[Opening Exercise material section]

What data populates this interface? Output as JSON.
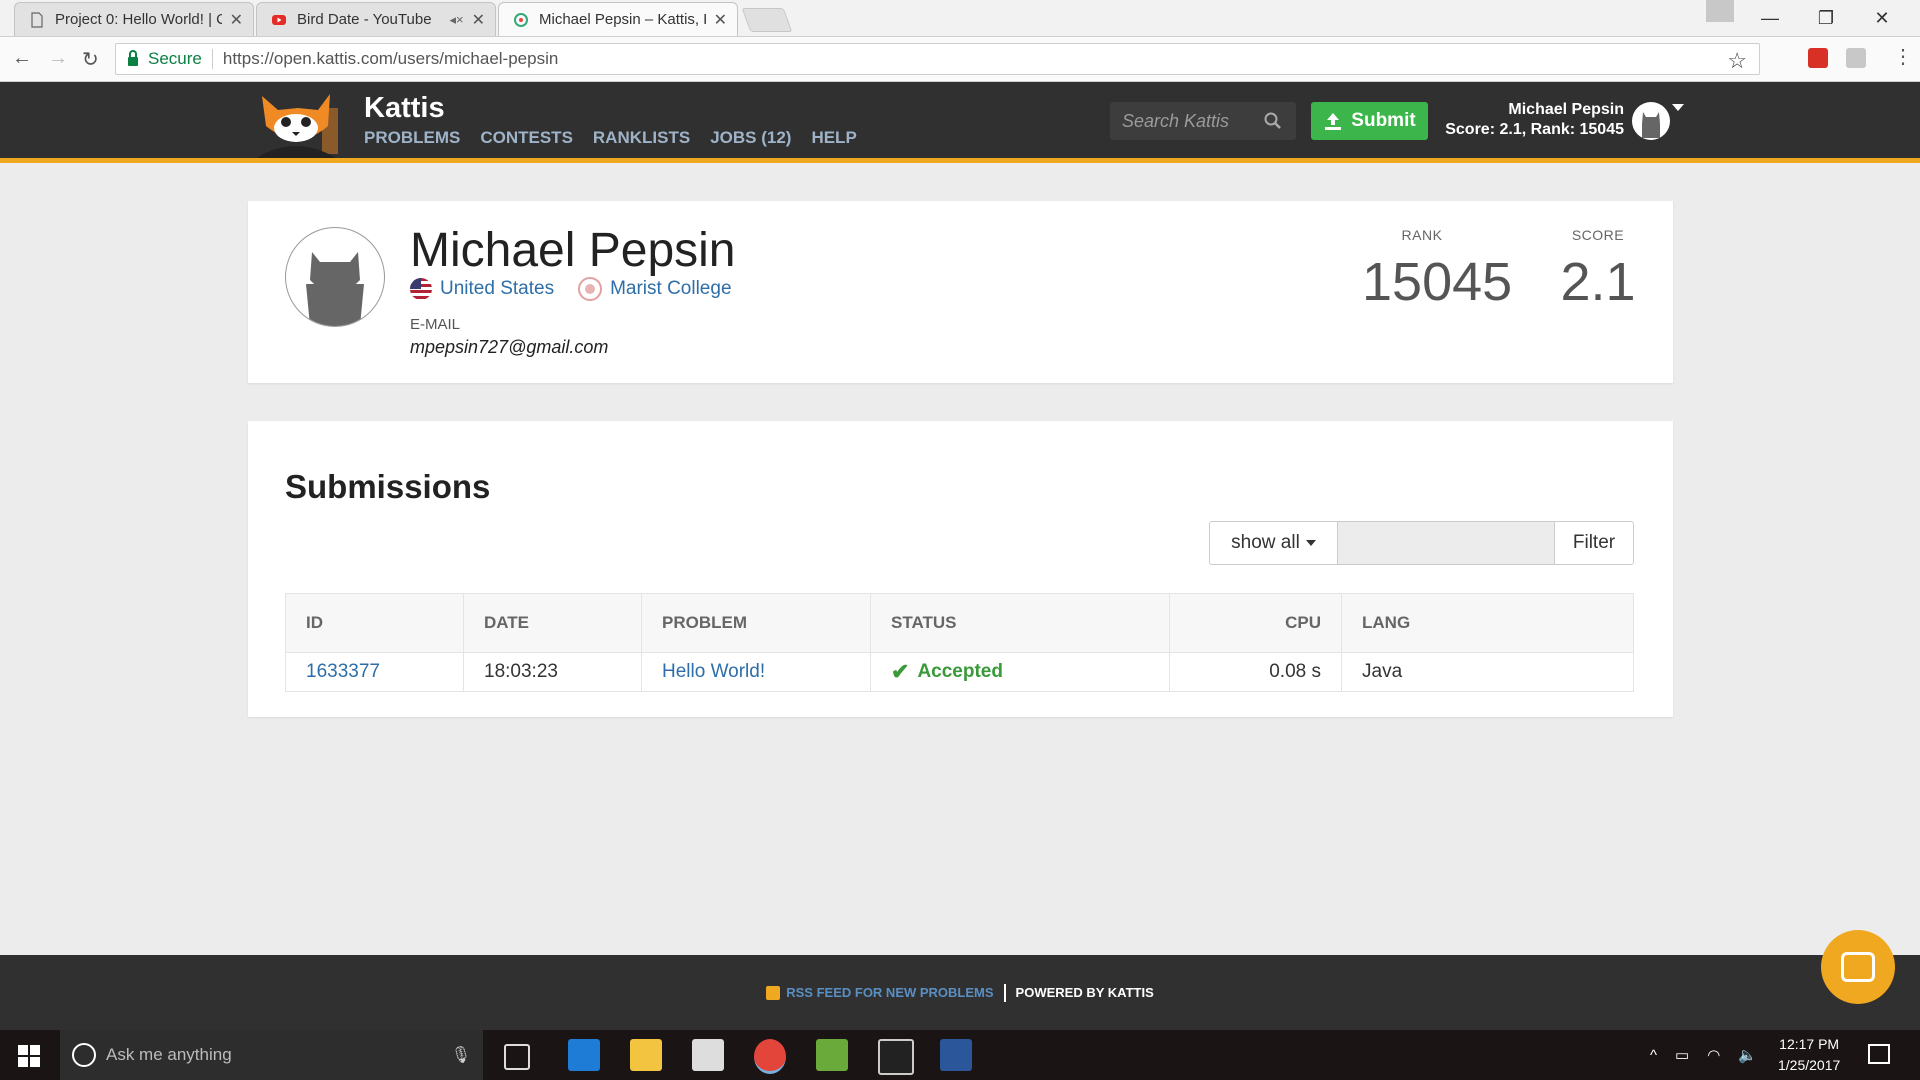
{
  "browser": {
    "tabs": [
      {
        "label": "Project 0: Hello World! | C"
      },
      {
        "label": "Bird Date - YouTube"
      },
      {
        "label": "Michael Pepsin – Kattis, K"
      }
    ],
    "address": {
      "secure_label": "Secure",
      "url": "https://open.kattis.com/users/michael-pepsin"
    }
  },
  "site": {
    "brand": "Kattis",
    "nav": [
      "PROBLEMS",
      "CONTESTS",
      "RANKLISTS",
      "JOBS (12)",
      "HELP"
    ],
    "search_placeholder": "Search Kattis",
    "submit_label": "Submit",
    "user": {
      "name": "Michael Pepsin",
      "summary": "Score: 2.1, Rank: 15045"
    }
  },
  "profile": {
    "name": "Michael Pepsin",
    "country": "United States",
    "school": "Marist College",
    "email_label": "E-MAIL",
    "email": "mpepsin727@gmail.com",
    "rank_label": "RANK",
    "rank": "15045",
    "score_label": "SCORE",
    "score": "2.1"
  },
  "submissions": {
    "title": "Submissions",
    "filter_select": "show all",
    "filter_button": "Filter",
    "columns": [
      "ID",
      "DATE",
      "PROBLEM",
      "STATUS",
      "CPU",
      "LANG"
    ],
    "rows": [
      {
        "id": "1633377",
        "date": "18:03:23",
        "problem": "Hello World!",
        "status": "Accepted",
        "cpu": "0.08 s",
        "lang": "Java"
      }
    ]
  },
  "footer": {
    "rss": "RSS FEED FOR NEW PROBLEMS",
    "powered": "POWERED BY KATTIS"
  },
  "taskbar": {
    "search_placeholder": "Ask me anything",
    "time": "12:17 PM",
    "date": "1/25/2017"
  },
  "colors": {
    "accent": "#f0a820",
    "submit": "#3cb54a",
    "link": "#2e6ea8",
    "accepted": "#3a9a3a",
    "header_bg": "#303030"
  }
}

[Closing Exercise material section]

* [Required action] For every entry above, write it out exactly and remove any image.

* [Task solution]
What data populates this interface? Output as JSON.
{
  "browser": {
    "tabs": [
      {
        "label": "Project 0: Hello World! | C"
      },
      {
        "label": "Bird Date - YouTube"
      },
      {
        "label": "Michael Pepsin – Kattis, K"
      }
    ],
    "address": {
      "secure_label": "Secure",
      "url": "https://open.kattis.com/users/michael-pepsin"
    }
  },
  "site": {
    "brand": "Kattis",
    "nav": [
      "PROBLEMS",
      "CONTESTS",
      "RANKLISTS",
      "JOBS (12)",
      "HELP"
    ],
    "search_placeholder": "Search Kattis",
    "submit_label": "Submit",
    "user": {
      "name": "Michael Pepsin",
      "summary": "Score: 2.1, Rank: 15045"
    }
  },
  "profile": {
    "name": "Michael Pepsin",
    "country": "United States",
    "school": "Marist College",
    "email_label": "E-MAIL",
    "email": "mpepsin727@gmail.com",
    "rank_label": "RANK",
    "rank": "15045",
    "score_label": "SCORE",
    "score": "2.1"
  },
  "submissions": {
    "title": "Submissions",
    "filter_select": "show all",
    "filter_button": "Filter",
    "columns": [
      "ID",
      "DATE",
      "PROBLEM",
      "STATUS",
      "CPU",
      "LANG"
    ],
    "rows": [
      {
        "id": "1633377",
        "date": "18:03:23",
        "problem": "Hello World!",
        "status": "Accepted",
        "cpu": "0.08 s",
        "lang": "Java"
      }
    ]
  },
  "footer": {
    "rss": "RSS FEED FOR NEW PROBLEMS",
    "powered": "POWERED BY KATTIS"
  },
  "taskbar": {
    "search_placeholder": "Ask me anything",
    "time": "12:17 PM",
    "date": "1/25/2017"
  },
  "colors": {
    "accent": "#f0a820",
    "submit": "#3cb54a",
    "link": "#2e6ea8",
    "accepted": "#3a9a3a",
    "header_bg": "#303030"
  }
}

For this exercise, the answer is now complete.